In his blog--the unlight bearableness of translating a really great title--Russell Scott Valentino follows up on his previous post on Masha Gessen's review of the two new translations of Anna Karenina. He begins the post:
My previous post on Masha Gessen's review of the two new Anna Karenina translations, one each by Rosamund Bartlett and Marian Schwartz, attrAK Gessen reviewacted some criticisms. I'll respond in a couple of posts to make each one shorter.
Schwartz AKJohn Cowan comments, "You write as if the translator had no responsibility to the author at all, and it is all one whether the AK translator writes 'All happy families are alike' on the first page, or 'It was the best of times, it was the worst of times.'"
I hope this wasn't a widespread impression from my piece. But maybe I wasn't clear enough. A glance at the Weinberger essay I quote from should dispel any lingering doubts, especially where he writes: "Now obviously a translation that is replete with semantical errors is probably a bad translation."Bartlett AK Outside of parodying or otherwise hijacking a text for other purposes, it's hard to imagine a context where switching a Tolstoy line for a Dickens line would be seen as a successful translation strategy.

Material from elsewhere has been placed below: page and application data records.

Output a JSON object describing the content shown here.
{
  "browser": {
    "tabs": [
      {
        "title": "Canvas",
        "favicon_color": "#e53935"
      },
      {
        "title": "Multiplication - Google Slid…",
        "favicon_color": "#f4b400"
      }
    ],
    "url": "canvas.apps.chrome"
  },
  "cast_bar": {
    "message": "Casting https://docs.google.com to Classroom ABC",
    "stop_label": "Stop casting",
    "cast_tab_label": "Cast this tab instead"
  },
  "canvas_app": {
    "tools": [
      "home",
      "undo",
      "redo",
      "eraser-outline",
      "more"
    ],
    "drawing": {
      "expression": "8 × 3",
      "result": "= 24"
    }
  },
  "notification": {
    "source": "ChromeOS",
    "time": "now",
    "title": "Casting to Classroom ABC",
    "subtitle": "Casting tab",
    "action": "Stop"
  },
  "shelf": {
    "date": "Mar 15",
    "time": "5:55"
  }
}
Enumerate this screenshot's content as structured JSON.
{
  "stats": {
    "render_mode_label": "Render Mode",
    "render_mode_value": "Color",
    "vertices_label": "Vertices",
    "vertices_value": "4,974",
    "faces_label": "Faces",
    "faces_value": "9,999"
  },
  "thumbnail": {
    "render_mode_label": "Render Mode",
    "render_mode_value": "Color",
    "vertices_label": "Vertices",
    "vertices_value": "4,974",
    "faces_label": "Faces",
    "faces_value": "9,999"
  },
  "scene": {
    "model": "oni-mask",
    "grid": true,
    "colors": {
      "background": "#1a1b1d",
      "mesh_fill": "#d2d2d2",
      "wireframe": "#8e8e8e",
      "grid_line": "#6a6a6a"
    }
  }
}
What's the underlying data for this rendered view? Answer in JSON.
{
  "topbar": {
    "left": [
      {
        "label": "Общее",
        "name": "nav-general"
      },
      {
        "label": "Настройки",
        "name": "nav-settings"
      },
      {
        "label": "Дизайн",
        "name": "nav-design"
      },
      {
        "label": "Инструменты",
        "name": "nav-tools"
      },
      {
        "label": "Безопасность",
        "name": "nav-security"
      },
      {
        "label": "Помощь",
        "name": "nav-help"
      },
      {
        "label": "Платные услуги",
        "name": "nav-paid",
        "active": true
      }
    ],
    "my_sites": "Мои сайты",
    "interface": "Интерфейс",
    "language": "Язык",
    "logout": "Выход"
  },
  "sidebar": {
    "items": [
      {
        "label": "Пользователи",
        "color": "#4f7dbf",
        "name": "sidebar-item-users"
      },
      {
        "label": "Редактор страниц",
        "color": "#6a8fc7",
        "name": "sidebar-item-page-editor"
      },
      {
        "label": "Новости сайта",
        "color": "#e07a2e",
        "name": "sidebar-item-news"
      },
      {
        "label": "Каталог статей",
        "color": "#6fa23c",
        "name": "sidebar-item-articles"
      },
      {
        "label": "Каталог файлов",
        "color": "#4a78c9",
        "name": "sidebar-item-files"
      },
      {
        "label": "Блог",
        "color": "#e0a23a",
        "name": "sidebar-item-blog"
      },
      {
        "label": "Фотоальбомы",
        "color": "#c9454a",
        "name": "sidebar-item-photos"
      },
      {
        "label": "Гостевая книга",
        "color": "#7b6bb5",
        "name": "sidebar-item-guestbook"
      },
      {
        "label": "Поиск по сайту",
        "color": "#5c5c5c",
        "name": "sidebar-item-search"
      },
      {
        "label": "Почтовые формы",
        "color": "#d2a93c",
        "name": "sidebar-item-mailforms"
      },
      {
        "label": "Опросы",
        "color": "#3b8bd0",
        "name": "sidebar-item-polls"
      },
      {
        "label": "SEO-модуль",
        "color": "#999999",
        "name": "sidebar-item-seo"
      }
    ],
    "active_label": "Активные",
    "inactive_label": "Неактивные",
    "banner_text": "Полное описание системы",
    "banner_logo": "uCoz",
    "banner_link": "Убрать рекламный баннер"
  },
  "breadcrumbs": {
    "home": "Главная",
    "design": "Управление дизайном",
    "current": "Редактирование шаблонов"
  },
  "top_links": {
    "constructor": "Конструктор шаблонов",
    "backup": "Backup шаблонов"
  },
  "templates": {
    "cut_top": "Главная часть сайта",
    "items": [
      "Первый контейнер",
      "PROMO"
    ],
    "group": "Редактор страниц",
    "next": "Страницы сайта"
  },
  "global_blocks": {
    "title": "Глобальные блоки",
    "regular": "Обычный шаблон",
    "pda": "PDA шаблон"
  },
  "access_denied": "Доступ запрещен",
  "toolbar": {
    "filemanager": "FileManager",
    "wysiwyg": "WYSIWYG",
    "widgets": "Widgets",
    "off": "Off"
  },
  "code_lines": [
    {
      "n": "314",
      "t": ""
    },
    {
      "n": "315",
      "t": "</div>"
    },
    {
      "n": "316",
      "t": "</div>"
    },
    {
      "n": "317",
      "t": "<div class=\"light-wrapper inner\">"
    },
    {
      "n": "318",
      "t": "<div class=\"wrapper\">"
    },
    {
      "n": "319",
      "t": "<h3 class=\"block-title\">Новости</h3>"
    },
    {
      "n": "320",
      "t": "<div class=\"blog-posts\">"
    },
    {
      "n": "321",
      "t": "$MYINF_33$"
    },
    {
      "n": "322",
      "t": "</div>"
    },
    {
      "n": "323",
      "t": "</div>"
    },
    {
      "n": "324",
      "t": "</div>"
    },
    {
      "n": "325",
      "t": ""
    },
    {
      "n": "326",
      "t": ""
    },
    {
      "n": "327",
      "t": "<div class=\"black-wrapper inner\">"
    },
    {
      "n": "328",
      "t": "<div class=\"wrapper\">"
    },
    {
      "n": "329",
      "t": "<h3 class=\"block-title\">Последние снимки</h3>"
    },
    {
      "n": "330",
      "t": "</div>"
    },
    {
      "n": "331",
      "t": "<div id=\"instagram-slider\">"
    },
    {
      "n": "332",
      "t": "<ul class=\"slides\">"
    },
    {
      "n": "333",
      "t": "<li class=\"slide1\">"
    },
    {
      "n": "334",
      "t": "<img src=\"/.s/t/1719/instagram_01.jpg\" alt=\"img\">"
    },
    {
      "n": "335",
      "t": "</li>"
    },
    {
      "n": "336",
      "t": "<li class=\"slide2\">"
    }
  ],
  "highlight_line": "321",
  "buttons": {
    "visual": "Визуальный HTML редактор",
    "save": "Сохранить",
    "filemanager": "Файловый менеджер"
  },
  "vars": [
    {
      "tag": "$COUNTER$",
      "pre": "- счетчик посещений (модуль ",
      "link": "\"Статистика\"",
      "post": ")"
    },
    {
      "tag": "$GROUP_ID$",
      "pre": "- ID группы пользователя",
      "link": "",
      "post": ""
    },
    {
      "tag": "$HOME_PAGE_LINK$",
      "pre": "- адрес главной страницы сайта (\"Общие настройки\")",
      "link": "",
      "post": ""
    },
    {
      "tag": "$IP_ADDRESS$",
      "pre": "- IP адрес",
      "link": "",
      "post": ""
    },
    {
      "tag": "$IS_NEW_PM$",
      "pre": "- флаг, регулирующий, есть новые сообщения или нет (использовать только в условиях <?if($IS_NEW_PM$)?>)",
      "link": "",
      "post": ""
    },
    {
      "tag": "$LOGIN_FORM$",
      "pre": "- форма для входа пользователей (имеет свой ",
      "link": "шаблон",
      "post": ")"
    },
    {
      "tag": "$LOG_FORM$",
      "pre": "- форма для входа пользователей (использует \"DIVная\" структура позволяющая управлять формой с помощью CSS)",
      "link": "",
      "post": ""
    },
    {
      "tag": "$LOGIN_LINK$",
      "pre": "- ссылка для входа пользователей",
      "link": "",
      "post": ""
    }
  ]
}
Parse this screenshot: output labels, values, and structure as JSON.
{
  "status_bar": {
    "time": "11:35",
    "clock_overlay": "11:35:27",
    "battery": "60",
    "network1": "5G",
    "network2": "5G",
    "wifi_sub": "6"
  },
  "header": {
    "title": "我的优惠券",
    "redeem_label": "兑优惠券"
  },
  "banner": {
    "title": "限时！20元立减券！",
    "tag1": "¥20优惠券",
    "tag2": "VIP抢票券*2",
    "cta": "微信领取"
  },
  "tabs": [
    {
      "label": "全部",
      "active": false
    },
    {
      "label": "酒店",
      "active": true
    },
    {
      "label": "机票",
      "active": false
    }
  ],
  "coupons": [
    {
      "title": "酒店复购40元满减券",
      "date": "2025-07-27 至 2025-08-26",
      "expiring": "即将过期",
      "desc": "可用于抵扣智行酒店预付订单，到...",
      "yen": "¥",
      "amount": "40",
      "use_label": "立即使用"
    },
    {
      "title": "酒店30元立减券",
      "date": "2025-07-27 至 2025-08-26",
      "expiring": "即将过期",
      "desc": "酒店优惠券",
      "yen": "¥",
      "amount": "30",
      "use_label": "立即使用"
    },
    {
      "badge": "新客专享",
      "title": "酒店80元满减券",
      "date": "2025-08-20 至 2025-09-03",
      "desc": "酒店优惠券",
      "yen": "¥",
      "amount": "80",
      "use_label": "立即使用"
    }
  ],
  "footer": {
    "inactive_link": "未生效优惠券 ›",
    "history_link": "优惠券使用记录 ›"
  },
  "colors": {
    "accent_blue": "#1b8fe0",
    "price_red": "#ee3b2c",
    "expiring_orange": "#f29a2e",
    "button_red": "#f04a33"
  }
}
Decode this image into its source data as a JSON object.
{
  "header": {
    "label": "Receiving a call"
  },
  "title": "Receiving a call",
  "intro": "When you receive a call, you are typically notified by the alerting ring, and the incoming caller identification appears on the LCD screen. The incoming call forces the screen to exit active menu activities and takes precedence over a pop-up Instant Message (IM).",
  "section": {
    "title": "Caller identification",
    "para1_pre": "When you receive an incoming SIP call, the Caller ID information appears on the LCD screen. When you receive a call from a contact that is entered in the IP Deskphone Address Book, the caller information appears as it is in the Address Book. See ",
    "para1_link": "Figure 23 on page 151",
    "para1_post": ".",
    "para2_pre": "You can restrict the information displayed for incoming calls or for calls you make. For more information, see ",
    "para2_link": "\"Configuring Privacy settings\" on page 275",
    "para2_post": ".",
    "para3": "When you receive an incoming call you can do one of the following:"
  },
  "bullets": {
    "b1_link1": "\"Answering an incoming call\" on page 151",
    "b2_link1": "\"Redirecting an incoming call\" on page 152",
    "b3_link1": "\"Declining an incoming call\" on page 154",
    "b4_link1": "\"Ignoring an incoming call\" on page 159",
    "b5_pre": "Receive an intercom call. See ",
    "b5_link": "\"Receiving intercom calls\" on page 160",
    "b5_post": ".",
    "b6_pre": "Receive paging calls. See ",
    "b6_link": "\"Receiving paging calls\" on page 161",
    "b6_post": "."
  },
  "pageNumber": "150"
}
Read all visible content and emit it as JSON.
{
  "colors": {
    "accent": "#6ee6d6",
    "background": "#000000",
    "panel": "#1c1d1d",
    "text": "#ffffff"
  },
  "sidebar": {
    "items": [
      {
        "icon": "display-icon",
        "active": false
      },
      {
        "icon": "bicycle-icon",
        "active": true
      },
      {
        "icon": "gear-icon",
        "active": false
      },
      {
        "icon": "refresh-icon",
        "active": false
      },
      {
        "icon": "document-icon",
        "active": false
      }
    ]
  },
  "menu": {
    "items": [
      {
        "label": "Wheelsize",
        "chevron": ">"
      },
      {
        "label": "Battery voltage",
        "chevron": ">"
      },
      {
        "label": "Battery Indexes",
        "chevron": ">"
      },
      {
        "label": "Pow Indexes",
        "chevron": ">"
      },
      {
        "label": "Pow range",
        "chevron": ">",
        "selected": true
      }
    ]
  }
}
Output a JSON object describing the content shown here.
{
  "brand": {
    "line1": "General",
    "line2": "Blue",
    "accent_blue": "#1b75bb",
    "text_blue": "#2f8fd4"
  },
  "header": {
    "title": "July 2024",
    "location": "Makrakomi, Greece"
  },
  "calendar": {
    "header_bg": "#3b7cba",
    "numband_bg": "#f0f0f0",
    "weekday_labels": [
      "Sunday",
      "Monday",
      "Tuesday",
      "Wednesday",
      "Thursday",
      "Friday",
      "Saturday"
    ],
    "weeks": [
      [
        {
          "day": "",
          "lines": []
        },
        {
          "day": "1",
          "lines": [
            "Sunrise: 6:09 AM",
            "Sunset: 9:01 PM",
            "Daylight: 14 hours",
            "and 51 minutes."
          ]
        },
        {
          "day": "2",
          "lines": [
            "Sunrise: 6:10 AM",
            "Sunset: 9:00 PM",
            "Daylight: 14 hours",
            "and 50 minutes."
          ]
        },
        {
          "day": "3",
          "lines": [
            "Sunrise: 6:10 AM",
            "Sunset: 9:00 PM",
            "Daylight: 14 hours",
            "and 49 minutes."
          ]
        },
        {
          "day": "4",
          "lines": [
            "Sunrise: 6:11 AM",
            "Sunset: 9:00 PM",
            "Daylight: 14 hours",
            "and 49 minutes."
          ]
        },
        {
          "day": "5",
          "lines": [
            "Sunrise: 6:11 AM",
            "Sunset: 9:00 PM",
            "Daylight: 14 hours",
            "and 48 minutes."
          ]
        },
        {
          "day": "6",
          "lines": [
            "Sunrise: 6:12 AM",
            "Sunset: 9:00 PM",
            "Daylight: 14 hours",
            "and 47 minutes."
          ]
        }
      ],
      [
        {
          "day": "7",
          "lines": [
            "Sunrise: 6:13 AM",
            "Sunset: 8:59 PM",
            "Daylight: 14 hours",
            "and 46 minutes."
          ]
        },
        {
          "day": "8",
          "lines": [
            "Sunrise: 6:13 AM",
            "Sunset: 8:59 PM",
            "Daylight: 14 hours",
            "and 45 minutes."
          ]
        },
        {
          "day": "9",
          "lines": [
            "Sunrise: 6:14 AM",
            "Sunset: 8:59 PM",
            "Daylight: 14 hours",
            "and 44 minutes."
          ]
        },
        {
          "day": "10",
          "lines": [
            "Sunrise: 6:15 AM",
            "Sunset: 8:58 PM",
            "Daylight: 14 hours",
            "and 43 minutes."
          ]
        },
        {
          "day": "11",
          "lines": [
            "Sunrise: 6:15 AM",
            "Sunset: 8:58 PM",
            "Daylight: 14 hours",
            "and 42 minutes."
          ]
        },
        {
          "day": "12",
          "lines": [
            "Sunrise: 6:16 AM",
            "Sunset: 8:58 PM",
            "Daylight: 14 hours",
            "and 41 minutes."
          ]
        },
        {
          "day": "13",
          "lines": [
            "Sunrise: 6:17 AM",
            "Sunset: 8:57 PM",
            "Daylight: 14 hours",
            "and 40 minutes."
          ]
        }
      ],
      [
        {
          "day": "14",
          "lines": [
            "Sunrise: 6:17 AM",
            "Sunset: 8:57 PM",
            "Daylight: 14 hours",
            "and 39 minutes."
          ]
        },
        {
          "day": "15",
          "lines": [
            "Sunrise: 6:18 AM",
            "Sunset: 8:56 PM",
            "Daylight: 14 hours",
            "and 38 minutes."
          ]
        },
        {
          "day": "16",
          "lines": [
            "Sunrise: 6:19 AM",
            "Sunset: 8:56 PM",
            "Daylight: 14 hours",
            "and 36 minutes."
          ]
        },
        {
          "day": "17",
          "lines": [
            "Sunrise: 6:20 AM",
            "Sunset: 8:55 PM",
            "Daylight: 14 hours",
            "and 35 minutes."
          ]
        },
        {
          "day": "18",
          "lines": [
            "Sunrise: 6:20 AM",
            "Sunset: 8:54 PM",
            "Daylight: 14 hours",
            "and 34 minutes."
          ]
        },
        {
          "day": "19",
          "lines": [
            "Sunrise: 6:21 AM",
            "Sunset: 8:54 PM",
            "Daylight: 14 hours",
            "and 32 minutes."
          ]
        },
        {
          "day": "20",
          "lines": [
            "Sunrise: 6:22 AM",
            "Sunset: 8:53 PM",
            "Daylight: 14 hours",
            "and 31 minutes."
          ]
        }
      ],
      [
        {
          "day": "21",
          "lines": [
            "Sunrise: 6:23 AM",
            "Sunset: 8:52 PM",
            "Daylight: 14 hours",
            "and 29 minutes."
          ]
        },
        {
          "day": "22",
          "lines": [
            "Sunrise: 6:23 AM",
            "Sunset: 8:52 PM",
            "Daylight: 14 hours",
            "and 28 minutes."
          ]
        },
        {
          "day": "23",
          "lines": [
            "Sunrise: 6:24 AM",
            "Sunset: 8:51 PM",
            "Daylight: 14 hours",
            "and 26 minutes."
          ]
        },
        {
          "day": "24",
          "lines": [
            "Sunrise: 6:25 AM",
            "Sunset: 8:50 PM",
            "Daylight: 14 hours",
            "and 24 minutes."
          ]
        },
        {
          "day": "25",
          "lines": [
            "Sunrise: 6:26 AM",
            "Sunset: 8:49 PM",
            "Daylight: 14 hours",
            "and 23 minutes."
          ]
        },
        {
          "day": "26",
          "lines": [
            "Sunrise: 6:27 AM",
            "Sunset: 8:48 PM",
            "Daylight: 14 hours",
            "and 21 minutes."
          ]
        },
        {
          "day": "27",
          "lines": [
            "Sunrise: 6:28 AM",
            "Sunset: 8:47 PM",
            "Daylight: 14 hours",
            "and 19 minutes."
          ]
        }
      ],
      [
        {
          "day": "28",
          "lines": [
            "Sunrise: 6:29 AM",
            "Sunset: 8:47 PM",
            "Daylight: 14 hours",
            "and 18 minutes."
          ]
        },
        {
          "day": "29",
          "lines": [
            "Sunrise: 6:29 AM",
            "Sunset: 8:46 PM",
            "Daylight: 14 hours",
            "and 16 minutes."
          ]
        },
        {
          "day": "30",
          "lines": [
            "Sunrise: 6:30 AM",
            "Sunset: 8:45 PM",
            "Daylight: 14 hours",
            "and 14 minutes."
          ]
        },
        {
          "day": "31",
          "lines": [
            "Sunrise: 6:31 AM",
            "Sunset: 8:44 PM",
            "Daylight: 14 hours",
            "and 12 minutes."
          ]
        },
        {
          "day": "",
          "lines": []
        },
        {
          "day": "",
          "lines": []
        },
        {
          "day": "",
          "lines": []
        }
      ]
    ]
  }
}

But why the "probably" in Weinberger's quote? Because "fidelity may be the most overrated of a translation's qualities." It is the easiest thing to get right. Not easy of course, just the easiest.
I'm looking forward to the next installment.
Thank you to everyone who turned out for my reading of Anna Karenina on Sunday, January 11--all fifty or so of you! It was especially lovely to see so many translator friends in the audience.
BookPeople did a first-rate job of promoting the event and even featured me on their events sign (left).
They had me sign extra copies, so if you couldn't come but want a signed book, drop by the store before they run out!
Nearly fifteen years after I first conceived of translating Anna Karenina in a way that would demonstrate Tolstoy's voice to the English-language reader, my new translation has finally come out with Yale University Press!
To purchase a copy directly from the publisher, click here.
Anna Karenina gets around. She's had a second career touring the world, dropping in on television studios and movie sets, portrayed by Greta Garbo, Sophie Marceau, Vivien Leigh, and Jacqueline Bisset, among others. Russian comic book artists even reinvented her in a graphic novel set in the New Russia, complete with "cell phones and cocaine, sushi bars and convertibles." And the latest screen version, with Keira Knightley as Anna, put us squarely in the realm of fan fiction, presenting the story reimagined as a theatrical production.
And, of course, the novel has been translated into English many times.
But what if none of those translations fully appreciated, let alone conveyed, the true glory of Tolstoy's characters and story lines and the perfect way they mesh because they failed to notice that Tolstoy made some of his most important points not explicitly but in the way he used language? That he did at least as much showing as telling?
What if Tolstoy was an innovative stylist as well as a masterful psychologist and storyteller?
What if indeed?
Read the rest of my HuffPost post about my new translation of Anna Karenina (Yale University Press) here.
It is not often that I read something about literary translation that strikes such a chord with me as this interview with Daniel Hahn, director of the British Centre for Literary Translation, and Urdu language translator Fahmida Riaz, during a literary translation workshop taking place in Karachi on 13-17 October.
In particular, this Q&A:
What linguistic qualities are the hardest to translate?
Oh, all of it. Translation is impossible! And I don't just mean it's really, really difficult, but really, it's not actually possible. There's not a single word in any of the languages I translate that can map perfectly onto a word in English. So it's always interpretative, approximate, creative. Anything that is, itself, a 'linguistic' quality will by definition be anchored in a particular language — whether it's idiom, ambiguity, or assonance. All languages are different. There are congruences between languages that are more closely related, of course, but those relationships are very much in the minority.
The truth is out.